Check against delivery
Good morning everyone,
Welcome back to a jam-packed second day of Conference where we’re complementing our plenary and breakout sessions with our Digital Mutual Stream running throughout the day.
I am delighted to be here this morning in my new capacity as BSA Chair and am very much looking forward to the next two years.
No-one here today needs reminding how uncertain and challenging our environment and markets are at the moment, and who knows what the next few years will throw at us. It’s going to be tough, but I am a firm believer that the most rewarding things in life are often the ones you work hardest for.
I am incredibly proud to be a part of the mutual sector and can’t quite believe how quickly the five years have gone since I joined the Yorkshire.
Prior to that I worked for a decade in strategic management consulting, then for a large food retailer and a couple of banks. I’ve been lucky enough in that time to work across a range of sectors and in a number of countries. But after these five years I am in no doubt that our sector has something different about it. Something special.
The essence of the difference I see comes down to our purpose, our culture, our values and our behaviour.
As our members, our owners, are also our customers we don’t have the conflicts of interest that the PLCs face.

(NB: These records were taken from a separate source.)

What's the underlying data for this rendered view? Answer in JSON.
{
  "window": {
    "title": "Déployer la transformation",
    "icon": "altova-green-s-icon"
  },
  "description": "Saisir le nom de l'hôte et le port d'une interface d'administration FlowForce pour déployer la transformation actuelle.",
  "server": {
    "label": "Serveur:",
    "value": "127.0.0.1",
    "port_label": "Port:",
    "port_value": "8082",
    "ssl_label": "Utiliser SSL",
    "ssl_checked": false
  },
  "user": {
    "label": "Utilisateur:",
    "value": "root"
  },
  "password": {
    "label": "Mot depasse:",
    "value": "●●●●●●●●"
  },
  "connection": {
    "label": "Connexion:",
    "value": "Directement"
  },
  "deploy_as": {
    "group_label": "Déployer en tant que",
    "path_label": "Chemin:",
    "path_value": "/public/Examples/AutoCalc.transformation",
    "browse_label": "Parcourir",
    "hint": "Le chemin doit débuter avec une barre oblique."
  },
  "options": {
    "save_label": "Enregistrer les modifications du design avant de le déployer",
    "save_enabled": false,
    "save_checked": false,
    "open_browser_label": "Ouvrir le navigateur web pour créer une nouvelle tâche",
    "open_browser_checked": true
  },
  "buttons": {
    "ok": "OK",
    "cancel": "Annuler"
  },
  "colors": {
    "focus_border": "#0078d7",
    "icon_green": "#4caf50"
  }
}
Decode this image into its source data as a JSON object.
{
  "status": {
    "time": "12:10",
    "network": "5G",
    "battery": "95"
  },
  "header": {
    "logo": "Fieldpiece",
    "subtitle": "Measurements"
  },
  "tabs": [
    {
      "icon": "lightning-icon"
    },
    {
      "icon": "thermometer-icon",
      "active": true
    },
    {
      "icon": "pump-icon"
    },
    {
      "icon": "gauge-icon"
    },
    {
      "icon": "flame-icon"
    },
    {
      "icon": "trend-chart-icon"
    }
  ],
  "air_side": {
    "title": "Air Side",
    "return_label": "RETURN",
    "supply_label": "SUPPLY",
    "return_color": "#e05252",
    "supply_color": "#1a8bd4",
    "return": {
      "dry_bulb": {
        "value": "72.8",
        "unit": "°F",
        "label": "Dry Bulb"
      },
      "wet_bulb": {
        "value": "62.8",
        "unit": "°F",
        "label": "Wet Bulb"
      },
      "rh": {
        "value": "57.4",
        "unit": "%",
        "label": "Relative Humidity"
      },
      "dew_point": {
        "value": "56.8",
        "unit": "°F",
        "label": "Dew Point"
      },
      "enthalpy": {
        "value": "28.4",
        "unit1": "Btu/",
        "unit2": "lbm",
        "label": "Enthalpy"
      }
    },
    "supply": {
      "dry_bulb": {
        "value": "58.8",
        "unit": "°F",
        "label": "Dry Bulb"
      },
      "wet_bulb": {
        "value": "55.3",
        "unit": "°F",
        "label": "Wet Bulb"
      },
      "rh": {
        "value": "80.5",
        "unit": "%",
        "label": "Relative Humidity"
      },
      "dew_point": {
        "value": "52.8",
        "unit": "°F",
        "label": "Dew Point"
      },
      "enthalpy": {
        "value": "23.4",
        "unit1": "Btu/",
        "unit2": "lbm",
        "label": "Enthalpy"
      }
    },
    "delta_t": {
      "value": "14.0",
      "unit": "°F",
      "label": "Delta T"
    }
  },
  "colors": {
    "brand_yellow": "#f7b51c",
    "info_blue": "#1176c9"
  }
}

What we do for our customers is massively important to them, and so is how we do it. I see that every time I spend time in one of our branches, and I sleep better at night knowing that with every decision we make we’re all trying to do the best we can, within whatever constraints we operate, for our current and future customers. Not for anyone else.
From the results of the recent BSA Chief Executive survey I was very heartened to see that the views of my fellow Chief Executives show a palpable sense of the pride that we feel about our own society or credit union.
It’s a feeling tempered by responsibility.
As our new Deputy Chair, Mark Bogard said in that research “We have no right to exist, we need to earn that right every day.”
Our job is to deliver sustainable businesses that can positively impact our customers’ lives and the communities that they live in.
Community and societal purpose are the bedrock of building societies and mutuality. The first building societies were not created by financiers or landowners, but by communities which understood that the difficulties faced by an individual wanting a home of their own could be overcome by acting together.
Since then we’ve seen technological and economic advancement, an evolution in consumer expectation, and shifts in attitude and public policy. All these have completely transformed the landscape.
But our ethos of putting customers’ first, personal connection and community remain.
Today the BSA is publishing a report called “Reinvigorating Communities - Building societies social purpose in action”.
The aim of this report is to help us to learn from each other. And to motivate all of us to act to strengthen and invigorate our local communities still further.
Building Societies and credit unions have always contributed to tackling some of the big challenges our members face. Most naturally in areas where we have particular expertise: in helping them to secure a place to call home and in building financial resilience in the face of life’s uncertainties.
I have recently been brought up short by research which has shown that many people across the UK have very little or absolutely no financial resilience.
The recent reports that unemployment is at its lowest level since 1974 with nearly 100,000 jobs added in the first quarter of 2019 is great news, of course. But seven and a half million of the people in work have no savings at all, and this is not restricted to those on lower incomes.
It means that if the car they need for work breaks down or the boiler packs up or they can’t work for a while for some reason - they have no savings to fall back on.
So they may have to turn to high cost credit or just do without.
We also know that people worry more about money than their health, relationships or career problems.
And that this lack of financial well-being has an adverse effect on productivity – something that is of huge interest to UK PLC and public policy makers.
UK productivity has remained stubbornly flat for years.
Money worries and a lack of individual financial resilience currently cost the economy around £50 billion a year in lost productivity – which is bad for everyone.
In our sector part of our focus is on helping people to save.
So let me leave you with a question – given this backdrop isn’t there more that our sector, whether individually or in partnership with others, can do to help improve individual financial resilience?
I look forward to a great debate on this in the coming weeks and months.
- Mike Regnier became BSA Chair on 24 May 2019. His term of office runs to May 2021
- Mike is Chief Executive of Yorkshire Building Society
- Photographs are available from the BSA Press Office Tel: 0207 520 5926/5927